[Opening Dataset entries section]

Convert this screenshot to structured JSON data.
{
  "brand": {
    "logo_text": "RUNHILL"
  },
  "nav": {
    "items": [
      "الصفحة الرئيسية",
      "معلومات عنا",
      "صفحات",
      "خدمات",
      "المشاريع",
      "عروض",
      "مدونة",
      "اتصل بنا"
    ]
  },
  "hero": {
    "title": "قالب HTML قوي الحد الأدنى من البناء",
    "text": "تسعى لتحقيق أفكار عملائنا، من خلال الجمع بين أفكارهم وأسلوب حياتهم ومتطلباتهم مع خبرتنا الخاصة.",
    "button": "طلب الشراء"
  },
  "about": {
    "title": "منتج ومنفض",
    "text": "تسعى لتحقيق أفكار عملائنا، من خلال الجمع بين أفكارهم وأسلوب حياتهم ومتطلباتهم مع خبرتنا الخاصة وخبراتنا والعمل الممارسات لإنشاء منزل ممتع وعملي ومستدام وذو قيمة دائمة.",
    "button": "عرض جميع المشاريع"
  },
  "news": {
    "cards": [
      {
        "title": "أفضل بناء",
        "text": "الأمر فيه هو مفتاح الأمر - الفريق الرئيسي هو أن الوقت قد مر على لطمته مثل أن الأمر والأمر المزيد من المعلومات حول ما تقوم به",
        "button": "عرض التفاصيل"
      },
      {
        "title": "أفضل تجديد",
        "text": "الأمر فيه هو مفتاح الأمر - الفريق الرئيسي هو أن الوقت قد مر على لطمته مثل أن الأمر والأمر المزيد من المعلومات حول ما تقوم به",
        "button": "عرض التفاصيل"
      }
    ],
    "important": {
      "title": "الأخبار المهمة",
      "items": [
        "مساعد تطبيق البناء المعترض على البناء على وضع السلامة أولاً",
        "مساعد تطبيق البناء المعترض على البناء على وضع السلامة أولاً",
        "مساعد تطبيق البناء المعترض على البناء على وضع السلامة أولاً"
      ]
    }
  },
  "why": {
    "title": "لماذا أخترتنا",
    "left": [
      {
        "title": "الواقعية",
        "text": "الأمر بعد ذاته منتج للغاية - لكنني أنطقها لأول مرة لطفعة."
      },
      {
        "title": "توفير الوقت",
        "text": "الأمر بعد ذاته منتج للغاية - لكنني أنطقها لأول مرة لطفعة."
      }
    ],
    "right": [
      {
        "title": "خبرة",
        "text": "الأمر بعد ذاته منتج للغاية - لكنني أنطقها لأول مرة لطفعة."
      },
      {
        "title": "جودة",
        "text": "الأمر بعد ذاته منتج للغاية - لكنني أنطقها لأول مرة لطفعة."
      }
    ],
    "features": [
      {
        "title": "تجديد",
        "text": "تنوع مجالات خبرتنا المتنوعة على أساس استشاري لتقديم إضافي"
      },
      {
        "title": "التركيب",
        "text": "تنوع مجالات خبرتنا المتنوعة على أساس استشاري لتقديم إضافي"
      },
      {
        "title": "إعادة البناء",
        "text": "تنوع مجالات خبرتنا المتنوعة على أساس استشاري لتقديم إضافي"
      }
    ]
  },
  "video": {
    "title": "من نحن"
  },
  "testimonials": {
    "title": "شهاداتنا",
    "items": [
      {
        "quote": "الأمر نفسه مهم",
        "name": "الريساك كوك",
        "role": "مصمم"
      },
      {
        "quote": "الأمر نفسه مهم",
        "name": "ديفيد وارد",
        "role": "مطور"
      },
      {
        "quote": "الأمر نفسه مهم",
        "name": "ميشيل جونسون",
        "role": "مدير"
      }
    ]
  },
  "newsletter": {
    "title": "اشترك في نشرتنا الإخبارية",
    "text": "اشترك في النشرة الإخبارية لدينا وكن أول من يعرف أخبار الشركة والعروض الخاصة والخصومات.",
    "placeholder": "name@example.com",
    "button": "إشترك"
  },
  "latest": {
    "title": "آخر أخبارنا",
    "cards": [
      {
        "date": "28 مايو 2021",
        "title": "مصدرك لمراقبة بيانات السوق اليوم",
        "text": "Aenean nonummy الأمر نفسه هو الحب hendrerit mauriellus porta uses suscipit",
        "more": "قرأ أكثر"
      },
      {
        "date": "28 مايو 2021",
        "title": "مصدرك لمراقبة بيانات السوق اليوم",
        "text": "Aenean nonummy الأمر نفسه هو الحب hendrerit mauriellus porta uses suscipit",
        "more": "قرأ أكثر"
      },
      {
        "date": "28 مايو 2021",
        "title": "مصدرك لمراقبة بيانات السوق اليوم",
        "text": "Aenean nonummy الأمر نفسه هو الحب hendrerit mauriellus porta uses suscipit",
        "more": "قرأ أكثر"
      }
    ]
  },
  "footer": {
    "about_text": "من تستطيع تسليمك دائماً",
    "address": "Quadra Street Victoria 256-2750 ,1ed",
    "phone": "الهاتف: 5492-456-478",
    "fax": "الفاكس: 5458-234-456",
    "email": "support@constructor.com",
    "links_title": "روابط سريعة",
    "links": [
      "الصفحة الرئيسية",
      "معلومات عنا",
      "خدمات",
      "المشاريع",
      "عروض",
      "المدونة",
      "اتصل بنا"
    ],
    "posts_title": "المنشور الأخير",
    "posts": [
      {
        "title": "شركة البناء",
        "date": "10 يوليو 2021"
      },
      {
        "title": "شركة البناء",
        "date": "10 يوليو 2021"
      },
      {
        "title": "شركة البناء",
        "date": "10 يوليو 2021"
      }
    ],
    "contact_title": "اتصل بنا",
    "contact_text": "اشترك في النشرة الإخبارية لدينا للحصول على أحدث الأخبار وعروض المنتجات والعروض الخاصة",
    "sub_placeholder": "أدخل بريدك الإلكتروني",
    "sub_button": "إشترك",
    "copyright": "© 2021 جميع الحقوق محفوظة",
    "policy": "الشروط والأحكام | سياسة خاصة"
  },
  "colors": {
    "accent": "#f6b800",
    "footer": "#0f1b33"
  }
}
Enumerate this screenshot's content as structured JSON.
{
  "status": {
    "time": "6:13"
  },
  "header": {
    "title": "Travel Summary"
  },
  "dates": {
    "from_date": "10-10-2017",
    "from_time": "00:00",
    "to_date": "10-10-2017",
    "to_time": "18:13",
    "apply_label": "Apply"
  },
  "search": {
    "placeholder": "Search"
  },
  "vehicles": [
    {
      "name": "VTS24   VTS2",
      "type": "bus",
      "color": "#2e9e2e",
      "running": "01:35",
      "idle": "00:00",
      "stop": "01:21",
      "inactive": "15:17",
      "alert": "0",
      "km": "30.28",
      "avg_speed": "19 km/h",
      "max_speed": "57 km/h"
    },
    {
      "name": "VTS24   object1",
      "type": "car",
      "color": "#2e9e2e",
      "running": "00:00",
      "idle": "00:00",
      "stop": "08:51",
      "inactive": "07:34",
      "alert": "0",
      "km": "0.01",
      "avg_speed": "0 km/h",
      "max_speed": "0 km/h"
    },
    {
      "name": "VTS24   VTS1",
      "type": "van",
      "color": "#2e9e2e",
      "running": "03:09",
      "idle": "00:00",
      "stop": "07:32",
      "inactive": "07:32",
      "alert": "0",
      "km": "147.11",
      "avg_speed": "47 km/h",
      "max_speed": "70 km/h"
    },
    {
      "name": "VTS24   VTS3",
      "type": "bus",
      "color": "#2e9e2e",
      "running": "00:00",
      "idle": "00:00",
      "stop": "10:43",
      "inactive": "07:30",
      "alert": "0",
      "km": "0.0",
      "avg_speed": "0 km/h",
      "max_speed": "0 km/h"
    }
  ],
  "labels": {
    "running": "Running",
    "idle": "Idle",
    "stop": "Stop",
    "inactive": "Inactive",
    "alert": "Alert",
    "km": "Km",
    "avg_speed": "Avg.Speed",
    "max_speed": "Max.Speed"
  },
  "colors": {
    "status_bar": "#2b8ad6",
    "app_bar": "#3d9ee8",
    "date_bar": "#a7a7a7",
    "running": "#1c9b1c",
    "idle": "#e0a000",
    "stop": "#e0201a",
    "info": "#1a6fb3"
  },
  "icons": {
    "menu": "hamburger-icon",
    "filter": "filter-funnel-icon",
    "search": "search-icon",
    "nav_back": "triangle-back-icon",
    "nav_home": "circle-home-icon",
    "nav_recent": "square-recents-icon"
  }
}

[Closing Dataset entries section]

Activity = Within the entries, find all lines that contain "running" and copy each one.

Result below =
      "running": "01:35",
      "running": "00:00",
      "running": "03:09",
      "running": "00:00",
    "running": "Running",
    "running": "#1c9b1c",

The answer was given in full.